The school ended up keeping the apartment though, as it wasn't bad otherwise, and apparently one of the managers was using the place as a fuckpad -- a place to take random women and prostitutes to.

Strangely the manager didn't bother to clean the place out before English Teacher C moved in, so a few days after he moved in, English Teacher C found a 10-inch long chocolate-brown dildo in one of the drawers.

"What did you do with it?" I asked.

"You think I fucking touched it?" he said. "It's still in the drawer."

I suppose the manager must just have forgotten about it. Perhaps he'll think, one of these days, "Gee, I wonder whatever happened to the ten-inch chocolate brown dildo?" But he'll be too embarrassed to ask English Teacher C about it.

So there the chocolate-brown 10-inch dildo will lie.

(Not lay, lie.)

Monday, March 06, 2006

Finally! Some negative press!

I've been a little disappointed with the lack of negative response to my website. Those (admittedly few) who read it mostly seem to find it funny and honest, though the adjectives "sad" and "disturbed" are also often use.

So imagine my pleasure today when I googled myself and found someone calling me disgusting and immoral!

This is a blog -- ESL in TN -- by a young woman studying ESL at the University of Tennessee at Knoxville, full of all sorts of rosy-cheeked idealism about teaching and writing extensive posts about suggestopedia.

I'm sure it's going to be a lot of fun watching her become disillusioned and cynical.
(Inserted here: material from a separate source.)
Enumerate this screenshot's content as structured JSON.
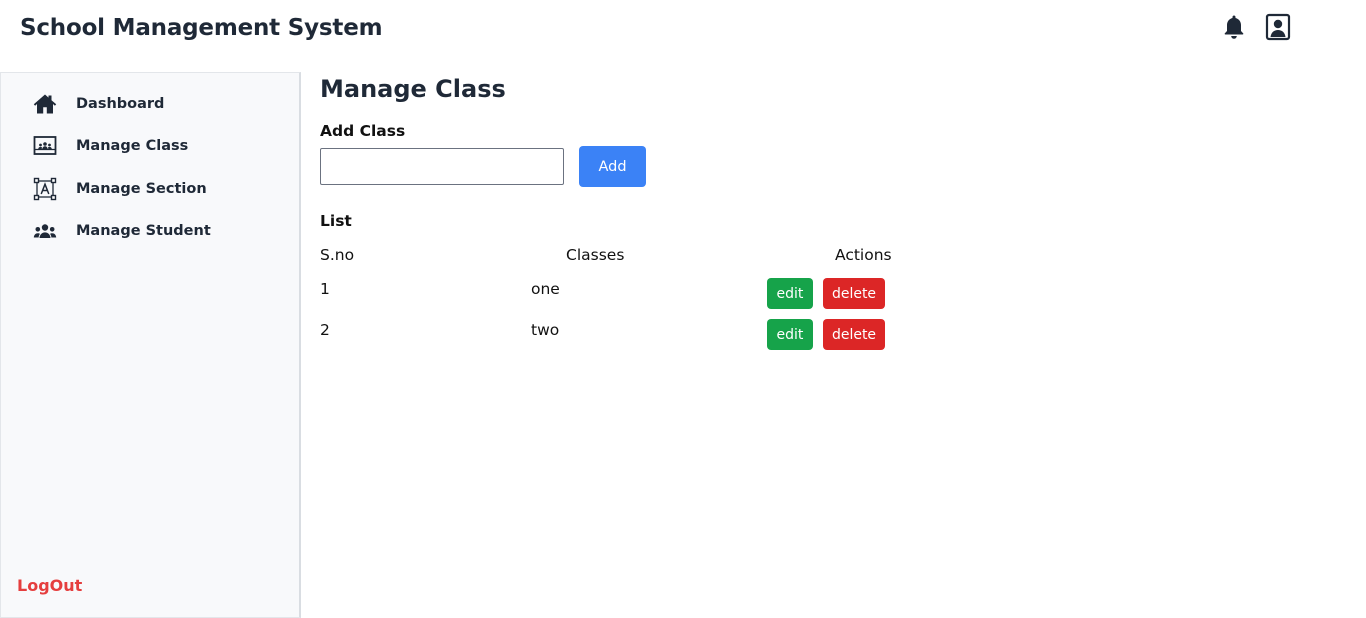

Check it out.

Wednesday, March 01, 2006

A Hook-up By Any Other Name

Russian girls, all too often, have a very limited range of names -- Marina, Natasha, Elena, Olesya, Irina, Jhenya and Jana pretty much make up the majority of all female first names in Russia.

So of course, you go to a nightclub or whatever, and you meet some girl, you get her number, and then you end up with the same name on your phone several times.

So you can't reallly remember the long surnames in Russia, so you can add simple suffixes like "Elena 2" and "Elena 3" but that doesn't much help when you're trying to remember who they are. You can try physical features -- "Elena Blonde" doesn't help much because they're pretty much all blonde. "Marina Big Jugs" is ok, but God help you if she sees it on your phone and asks what it means.

My own personal system is to identify them by the bar or club where I met them. "Irina Degenerate Bar" or "Natasha Jungle" or whatever.

So I saw this girl I had sex with once during the summer -- a typical skinny blonde little club kid, I haven't gone out with her for a while but I saw her at a club last week and she came up and said hello and checked to make sure I had the same phone number -- and she had me down by my first name and the name of the disco she met me at.

Don't know why, but it kind of offended me. How many foreigners with my first name does she know?